Below are the records; copy each line in which "reward" can be found.

Data about app and page elements →
⁂

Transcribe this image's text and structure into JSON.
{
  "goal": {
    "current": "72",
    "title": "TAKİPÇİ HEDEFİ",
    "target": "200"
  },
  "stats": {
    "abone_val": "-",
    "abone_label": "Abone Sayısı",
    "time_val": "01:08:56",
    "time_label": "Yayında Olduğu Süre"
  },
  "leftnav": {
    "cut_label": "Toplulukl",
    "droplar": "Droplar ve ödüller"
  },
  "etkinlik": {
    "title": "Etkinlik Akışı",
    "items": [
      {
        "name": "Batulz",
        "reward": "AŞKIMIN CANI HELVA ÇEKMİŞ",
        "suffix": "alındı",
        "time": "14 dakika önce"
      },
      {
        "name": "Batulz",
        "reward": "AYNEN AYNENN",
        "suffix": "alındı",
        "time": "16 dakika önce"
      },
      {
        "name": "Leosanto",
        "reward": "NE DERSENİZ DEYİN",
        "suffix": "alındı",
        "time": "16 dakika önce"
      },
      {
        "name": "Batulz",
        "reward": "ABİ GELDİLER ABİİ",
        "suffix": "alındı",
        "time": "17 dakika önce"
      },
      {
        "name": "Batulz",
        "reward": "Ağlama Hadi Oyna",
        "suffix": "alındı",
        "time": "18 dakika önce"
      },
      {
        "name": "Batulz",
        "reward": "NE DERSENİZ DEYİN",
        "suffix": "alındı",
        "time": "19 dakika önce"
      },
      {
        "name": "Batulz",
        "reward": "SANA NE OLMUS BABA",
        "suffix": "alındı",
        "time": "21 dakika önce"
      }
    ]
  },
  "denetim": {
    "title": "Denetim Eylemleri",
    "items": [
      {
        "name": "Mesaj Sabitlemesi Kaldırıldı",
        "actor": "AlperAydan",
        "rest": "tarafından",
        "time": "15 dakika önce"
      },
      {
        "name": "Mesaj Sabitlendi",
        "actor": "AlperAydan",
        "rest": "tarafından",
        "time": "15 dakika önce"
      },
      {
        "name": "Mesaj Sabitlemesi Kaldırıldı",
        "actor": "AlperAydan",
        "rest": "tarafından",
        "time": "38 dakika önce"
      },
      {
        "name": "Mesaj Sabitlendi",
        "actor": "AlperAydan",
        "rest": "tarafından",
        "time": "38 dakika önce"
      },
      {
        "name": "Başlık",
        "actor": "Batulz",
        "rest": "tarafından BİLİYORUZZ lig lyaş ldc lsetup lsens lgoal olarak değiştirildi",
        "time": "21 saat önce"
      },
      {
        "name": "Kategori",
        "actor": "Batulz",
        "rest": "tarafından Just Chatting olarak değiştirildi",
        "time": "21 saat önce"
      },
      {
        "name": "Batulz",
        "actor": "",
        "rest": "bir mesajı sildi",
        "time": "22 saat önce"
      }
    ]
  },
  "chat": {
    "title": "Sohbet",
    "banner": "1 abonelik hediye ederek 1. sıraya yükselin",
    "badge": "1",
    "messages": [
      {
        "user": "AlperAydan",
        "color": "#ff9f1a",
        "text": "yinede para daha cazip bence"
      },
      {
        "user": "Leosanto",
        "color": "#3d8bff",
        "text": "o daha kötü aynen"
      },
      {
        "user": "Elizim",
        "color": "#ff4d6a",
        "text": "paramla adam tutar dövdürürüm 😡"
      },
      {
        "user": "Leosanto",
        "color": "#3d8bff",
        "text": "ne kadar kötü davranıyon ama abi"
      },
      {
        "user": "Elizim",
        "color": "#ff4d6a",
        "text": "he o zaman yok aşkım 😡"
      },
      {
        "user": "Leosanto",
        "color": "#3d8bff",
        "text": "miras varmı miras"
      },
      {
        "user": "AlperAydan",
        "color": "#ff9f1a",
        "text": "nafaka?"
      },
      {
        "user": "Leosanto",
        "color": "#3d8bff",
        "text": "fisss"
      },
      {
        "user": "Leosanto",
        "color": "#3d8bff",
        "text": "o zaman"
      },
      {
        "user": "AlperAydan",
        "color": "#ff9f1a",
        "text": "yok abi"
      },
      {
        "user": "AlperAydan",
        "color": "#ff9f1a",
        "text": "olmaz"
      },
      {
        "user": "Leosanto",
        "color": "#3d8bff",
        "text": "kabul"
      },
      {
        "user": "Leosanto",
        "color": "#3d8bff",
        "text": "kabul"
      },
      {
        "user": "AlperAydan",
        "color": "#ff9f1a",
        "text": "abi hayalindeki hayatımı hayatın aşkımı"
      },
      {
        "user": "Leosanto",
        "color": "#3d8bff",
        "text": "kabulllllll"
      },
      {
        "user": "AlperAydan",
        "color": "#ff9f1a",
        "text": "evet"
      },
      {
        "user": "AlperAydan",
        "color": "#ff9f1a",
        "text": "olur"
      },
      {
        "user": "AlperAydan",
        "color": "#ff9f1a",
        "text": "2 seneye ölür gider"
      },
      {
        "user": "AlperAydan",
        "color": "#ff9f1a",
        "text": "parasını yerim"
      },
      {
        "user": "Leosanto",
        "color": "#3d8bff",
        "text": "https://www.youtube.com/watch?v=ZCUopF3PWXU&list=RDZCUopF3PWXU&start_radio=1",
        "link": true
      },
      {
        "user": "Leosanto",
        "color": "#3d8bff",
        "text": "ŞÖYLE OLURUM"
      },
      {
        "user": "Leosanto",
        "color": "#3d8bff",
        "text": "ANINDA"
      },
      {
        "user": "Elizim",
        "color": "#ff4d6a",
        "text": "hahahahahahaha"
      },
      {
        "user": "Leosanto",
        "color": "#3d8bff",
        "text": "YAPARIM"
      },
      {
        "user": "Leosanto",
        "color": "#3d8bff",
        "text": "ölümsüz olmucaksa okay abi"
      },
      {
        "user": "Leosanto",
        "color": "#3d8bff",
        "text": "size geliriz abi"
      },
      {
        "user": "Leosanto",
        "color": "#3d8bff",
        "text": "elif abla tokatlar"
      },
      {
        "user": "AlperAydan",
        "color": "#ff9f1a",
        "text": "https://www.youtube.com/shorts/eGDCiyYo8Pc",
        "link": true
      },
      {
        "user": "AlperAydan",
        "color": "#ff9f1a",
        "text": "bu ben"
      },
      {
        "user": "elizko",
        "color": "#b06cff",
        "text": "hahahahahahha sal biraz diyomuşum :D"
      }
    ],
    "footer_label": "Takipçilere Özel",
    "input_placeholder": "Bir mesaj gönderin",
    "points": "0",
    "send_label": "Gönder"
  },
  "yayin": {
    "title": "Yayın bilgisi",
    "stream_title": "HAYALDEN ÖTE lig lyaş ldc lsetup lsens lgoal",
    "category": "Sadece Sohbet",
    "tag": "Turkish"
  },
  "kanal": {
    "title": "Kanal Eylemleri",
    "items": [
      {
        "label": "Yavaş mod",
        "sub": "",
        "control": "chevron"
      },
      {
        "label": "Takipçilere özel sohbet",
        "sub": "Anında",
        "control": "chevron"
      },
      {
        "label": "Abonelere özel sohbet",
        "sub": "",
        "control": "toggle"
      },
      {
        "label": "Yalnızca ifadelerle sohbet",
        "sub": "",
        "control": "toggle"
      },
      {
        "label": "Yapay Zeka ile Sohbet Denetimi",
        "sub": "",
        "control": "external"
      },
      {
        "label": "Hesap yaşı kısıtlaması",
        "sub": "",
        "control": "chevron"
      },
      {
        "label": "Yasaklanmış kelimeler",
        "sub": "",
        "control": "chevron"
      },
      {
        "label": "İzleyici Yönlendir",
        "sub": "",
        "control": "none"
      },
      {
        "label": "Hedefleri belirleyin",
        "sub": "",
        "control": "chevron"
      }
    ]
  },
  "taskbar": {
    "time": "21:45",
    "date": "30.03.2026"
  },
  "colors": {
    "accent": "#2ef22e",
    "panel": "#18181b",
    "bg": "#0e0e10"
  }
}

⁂

EXERCISE ANSWER →
        "reward": "AŞKIMIN CANI HELVA ÇEKMİŞ",
        "reward": "AYNEN AYNENN",
        "reward": "NE DERSENİZ DEYİN",
        "reward": "ABİ GELDİLER ABİİ",
        "reward": "Ağlama Hadi Oyna",
        "reward": "NE DERSENİZ DEYİN",
        "reward": "SANA NE OLMUS BABA",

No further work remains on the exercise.